My eyelids became heavy and my breathing slowed. Dane Wagner, a senior music therapy major, glided his fingers across the piano keys methodically and his face had a look of concentration. The stress of the school day was lifted as I listened to the soft notes being played. Just as he finished, I finally realized he had been playing an acoustic version of Dance Monkey.
“Okay, so now I’ve just given you one example of how music could be used in a session,” Wagner said.
Wagner did not initially tell me what he was doing, he just put down his bag and began playing the piano. After that experience, I felt relaxed the rest of the day as the high-pitched melodies echoed around my head.
The John J. Cali School of Music at Montclair State University is one of the oldest buildings on campus, yet it offers one of the newest and ever-changing academic programs. Music therapy is an unfamiliar field to most people, but specialized music therapists have been helping and comforting patients since World War II.
According to the Montclair State program, music therapy “consists of practices in which persons work together through music and relationship in order to promote human well-being in its numerous physical, emotional, social and cultural forms, all guided by a qualified music therapist.”
Many people are unaware of the amount of dedication needed to pursue a career in music therapy. Music therapy students are required to take 10 to 12 classes a semester usually only worth one or two credits each.
Since the actual definition of music therapy harbors a variety of thoughts and concepts; there is even a class dedicated to describing what the field is about. The definition continues to change as more research is done.
Wagner is the president of the Music Therapy Student Organization (MTSO) at Montclair State. The club frequently hosts events like open mic nights, where students can support each other and learn from experienced upperclassmen.
“You have to be really passionate about this,” Wagner said. “The people in this program will talk it up all day.”
Students become well-rounded because of the program’s emphasis on three areas: piano, guitar and voice. For example, students normally take four semesters of solely learning how to play piano, depending on their skill level. On top of that, there are music therapy classes specifically designed for piano, like clinical improvisation.
“You have a different appreciation of music learning through all these different dimensions,” Wagner said. “The school trains you to listen in a good way.”
Dana Shafranek, a sophomore music therapy major, is in her second semester of practicum, where she visits a site once a week to observe and lead music therapy sessions. Students learn that each individual has their own specific needs and goals, and finding a clear-cut solution is not an easy feat.
“It’s not always about trying to fix something,” Shafranek said. “You have to realize you’re playing music, which is naturally humanistic.
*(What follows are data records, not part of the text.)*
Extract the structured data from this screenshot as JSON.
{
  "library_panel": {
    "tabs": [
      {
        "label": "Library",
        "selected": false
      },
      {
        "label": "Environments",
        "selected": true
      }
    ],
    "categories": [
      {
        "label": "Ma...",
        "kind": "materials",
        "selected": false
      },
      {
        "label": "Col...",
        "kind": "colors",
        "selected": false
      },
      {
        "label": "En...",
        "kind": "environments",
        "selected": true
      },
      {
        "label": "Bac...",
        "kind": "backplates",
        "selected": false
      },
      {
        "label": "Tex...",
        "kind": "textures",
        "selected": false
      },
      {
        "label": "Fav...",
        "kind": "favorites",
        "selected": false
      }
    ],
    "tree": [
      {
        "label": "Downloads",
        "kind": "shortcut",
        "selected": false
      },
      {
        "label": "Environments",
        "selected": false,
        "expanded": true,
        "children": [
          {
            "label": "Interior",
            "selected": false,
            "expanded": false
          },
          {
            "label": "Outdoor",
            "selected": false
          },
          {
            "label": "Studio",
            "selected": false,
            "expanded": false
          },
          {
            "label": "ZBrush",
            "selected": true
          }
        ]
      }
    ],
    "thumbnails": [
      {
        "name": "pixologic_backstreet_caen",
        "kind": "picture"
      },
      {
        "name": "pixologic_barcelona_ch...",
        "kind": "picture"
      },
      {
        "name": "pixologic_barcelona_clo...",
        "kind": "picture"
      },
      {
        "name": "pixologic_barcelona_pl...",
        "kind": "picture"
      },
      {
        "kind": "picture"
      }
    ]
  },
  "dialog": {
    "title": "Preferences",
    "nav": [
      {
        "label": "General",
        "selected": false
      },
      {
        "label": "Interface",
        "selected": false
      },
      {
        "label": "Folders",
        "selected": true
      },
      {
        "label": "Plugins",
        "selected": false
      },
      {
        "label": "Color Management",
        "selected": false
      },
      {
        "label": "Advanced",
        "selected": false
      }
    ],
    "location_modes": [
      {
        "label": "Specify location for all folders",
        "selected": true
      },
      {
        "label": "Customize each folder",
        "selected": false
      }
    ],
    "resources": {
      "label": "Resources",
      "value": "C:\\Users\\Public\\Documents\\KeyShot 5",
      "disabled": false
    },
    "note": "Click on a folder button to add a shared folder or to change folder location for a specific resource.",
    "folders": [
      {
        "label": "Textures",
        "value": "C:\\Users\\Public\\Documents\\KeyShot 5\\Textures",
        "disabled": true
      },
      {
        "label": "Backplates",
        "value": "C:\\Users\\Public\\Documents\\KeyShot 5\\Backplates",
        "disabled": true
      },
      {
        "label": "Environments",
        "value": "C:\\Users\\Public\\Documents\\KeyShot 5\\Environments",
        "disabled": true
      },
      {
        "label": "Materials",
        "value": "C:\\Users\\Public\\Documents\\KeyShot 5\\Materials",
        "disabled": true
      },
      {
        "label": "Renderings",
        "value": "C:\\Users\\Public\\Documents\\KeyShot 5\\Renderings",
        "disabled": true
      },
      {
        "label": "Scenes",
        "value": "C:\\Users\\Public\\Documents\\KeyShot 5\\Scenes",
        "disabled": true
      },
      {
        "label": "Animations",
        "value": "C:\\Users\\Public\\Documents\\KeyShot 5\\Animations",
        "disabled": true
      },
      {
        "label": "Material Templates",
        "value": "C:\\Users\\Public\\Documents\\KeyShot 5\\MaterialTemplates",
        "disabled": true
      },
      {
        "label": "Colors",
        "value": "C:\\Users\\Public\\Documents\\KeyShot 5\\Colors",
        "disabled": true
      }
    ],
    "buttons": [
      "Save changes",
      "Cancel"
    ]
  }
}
You’re just trying to provide them with a positive experience.”
Different settings can also determine what type of music will be played. Whether the therapist is playing at a nursing home or a school, each person’s needs are taken into account.
Shafranek’s eyes lit up as she discussed the connection between music therapy and people suffering with Alzheimer’s. Carefully composed music can be helpful in recovering certain memories for Alzheimer’s patients.
Alzheimer’s patients may have their family present with them during a session. Therapists will ask the family questions to get to know the patient better like, “What were some of their favorite activities when they were younger?” or “What song did they love?”
“A music therapist can work with babies, children, adolescents, adults and up until death,” Shafranek said. “Music is something that is with you the moment you are born and it’s relevant for all ages.”
While in the field, music therapists focus on four main tenets with clients. They include listening, performing, composing and improvisation. The Montclair State program is designed so all the various concepts and theories build upon one another effectively.
Maryann Hurley, a freshman music therapy major, has been influenced by music her entire life and decided to attend Montclair State specifically for the music therapy program.
“Montclair State has the most all-encompassing and client-focused approach to music therapy,” Hurley said.
With a constant and rigorous workload, Montclair State’s music therapy students are some of the many passionate and dedicated people at this school. There is something special about the give-and-take relationship that music therapists have with their clients. It’s uncommon to find a relationship like that anywhere else on campus.
“Montclair State gives you so much exposure and they kinda just throw you out there into the field,” Shafranek said. “But when you come back, you have so much support from your friends and professors.”